_Exercise objective_. Output all records exactly.

■ ■ ■ ■ ■

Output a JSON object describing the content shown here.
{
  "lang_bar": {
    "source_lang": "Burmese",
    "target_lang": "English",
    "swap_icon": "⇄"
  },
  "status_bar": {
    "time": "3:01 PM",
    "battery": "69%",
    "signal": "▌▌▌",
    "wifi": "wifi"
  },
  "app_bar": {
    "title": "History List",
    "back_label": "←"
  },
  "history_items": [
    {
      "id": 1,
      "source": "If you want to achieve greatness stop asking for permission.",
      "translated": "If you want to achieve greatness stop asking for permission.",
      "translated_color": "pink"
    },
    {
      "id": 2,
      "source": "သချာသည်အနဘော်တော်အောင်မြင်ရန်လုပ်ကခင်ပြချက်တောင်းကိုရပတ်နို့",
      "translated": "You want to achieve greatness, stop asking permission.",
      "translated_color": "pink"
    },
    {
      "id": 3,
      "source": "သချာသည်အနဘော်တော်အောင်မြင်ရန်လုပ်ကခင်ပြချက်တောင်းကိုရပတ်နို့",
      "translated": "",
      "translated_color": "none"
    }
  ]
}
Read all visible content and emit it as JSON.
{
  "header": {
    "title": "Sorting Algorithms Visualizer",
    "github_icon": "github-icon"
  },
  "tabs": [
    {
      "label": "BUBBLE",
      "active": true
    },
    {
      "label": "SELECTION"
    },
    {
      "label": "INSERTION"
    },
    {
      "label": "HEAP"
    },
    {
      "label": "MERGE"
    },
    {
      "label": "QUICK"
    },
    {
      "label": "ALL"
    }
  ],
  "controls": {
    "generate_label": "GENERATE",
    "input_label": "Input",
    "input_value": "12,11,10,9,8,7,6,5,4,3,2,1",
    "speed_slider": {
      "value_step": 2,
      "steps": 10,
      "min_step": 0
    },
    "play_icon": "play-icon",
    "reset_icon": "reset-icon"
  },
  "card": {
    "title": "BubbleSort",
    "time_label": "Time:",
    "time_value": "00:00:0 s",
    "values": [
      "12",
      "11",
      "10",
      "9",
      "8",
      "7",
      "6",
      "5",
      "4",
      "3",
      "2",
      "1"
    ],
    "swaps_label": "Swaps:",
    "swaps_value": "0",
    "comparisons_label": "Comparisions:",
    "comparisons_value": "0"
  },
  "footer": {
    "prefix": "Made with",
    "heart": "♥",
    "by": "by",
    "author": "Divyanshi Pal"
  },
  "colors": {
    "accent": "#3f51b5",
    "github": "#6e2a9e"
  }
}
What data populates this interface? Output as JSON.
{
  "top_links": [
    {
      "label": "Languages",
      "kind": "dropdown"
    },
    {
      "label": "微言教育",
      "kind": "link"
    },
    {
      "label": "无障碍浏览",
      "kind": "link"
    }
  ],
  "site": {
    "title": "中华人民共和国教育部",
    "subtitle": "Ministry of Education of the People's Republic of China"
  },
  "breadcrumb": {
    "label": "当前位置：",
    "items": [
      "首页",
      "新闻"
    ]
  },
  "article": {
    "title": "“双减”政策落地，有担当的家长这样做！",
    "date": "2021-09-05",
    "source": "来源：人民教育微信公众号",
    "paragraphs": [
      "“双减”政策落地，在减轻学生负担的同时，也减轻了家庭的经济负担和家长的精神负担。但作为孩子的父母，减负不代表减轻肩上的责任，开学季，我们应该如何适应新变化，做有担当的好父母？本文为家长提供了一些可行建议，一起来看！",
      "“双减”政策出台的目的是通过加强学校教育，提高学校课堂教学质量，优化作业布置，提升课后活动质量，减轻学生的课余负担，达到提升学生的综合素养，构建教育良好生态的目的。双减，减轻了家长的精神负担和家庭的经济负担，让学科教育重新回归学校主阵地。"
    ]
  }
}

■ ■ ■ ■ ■

_Response to this exercise_.
Output a JSON object describing the content shown here.
{
  "lang_bar": {
    "source_lang": "Burmese",
    "target_lang": "English",
    "swap_icon": "⇄"
  },
  "status_bar": {
    "time": "3:01 PM",
    "battery": "69%",
    "signal": "▌▌▌",
    "wifi": "wifi"
  },
  "app_bar": {
    "title": "History List",
    "back_label": "←"
  },
  "history_items": [
    {
      "id": 1,
      "source": "If you want to achieve greatness stop asking for permission.",
      "translated": "If you want to achieve greatness stop asking for permission.",
      "translated_color": "pink"
    },
    {
      "id": 2,
      "source": "သချာသည်အနဘော်တော်အောင်မြင်ရန်လုပ်ကခင်ပြချက်တောင်းကိုရပတ်နို့",
      "translated": "You want to achieve greatness, stop asking permission.",
      "translated_color": "pink"
    },
    {
      "id": 3,
      "source": "သချာသည်အနဘော်တော်အောင်မြင်ရန်လုပ်ကခင်ပြချက်တောင်းကိုရပတ်နို့",
      "translated": "",
      "translated_color": "none"
    }
  ]
}
Read all visible content and emit it as JSON.
{
  "header": {
    "title": "Sorting Algorithms Visualizer",
    "github_icon": "github-icon"
  },
  "tabs": [
    {
      "label": "BUBBLE",
      "active": true
    },
    {
      "label": "SELECTION"
    },
    {
      "label": "INSERTION"
    },
    {
      "label": "HEAP"
    },
    {
      "label": "MERGE"
    },
    {
      "label": "QUICK"
    },
    {
      "label": "ALL"
    }
  ],
  "controls": {
    "generate_label": "GENERATE",
    "input_label": "Input",
    "input_value": "12,11,10,9,8,7,6,5,4,3,2,1",
    "speed_slider": {
      "value_step": 2,
      "steps": 10,
      "min_step": 0
    },
    "play_icon": "play-icon",
    "reset_icon": "reset-icon"
  },
  "card": {
    "title": "BubbleSort",
    "time_label": "Time:",
    "time_value": "00:00:0 s",
    "values": [
      "12",
      "11",
      "10",
      "9",
      "8",
      "7",
      "6",
      "5",
      "4",
      "3",
      "2",
      "1"
    ],
    "swaps_label": "Swaps:",
    "swaps_value": "0",
    "comparisons_label": "Comparisions:",
    "comparisons_value": "0"
  },
  "footer": {
    "prefix": "Made with",
    "heart": "♥",
    "by": "by",
    "author": "Divyanshi Pal"
  },
  "colors": {
    "accent": "#3f51b5",
    "github": "#6e2a9e"
  }
}
What data populates this interface? Output as JSON.
{
  "top_links": [
    {
      "label": "Languages",
      "kind": "dropdown"
    },
    {
      "label": "微言教育",
      "kind": "link"
    },
    {
      "label": "无障碍浏览",
      "kind": "link"
    }
  ],
  "site": {
    "title": "中华人民共和国教育部",
    "subtitle": "Ministry of Education of the People's Republic of China"
  },
  "breadcrumb": {
    "label": "当前位置：",
    "items": [
      "首页",
      "新闻"
    ]
  },
  "article": {
    "title": "“双减”政策落地，有担当的家长这样做！",
    "date": "2021-09-05",
    "source": "来源：人民教育微信公众号",
    "paragraphs": [
      "“双减”政策落地，在减轻学生负担的同时，也减轻了家庭的经济负担和家长的精神负担。但作为孩子的父母，减负不代表减轻肩上的责任，开学季，我们应该如何适应新变化，做有担当的好父母？本文为家长提供了一些可行建议，一起来看！",
      "“双减”政策出台的目的是通过加强学校教育，提高学校课堂教学质量，优化作业布置，提升课后活动质量，减轻学生的课余负担，达到提升学生的综合素养，构建教育良好生态的目的。双减，减轻了家长的精神负担和家庭的经济负担，让学科教育重新回归学校主阵地。"
    ]
  }
}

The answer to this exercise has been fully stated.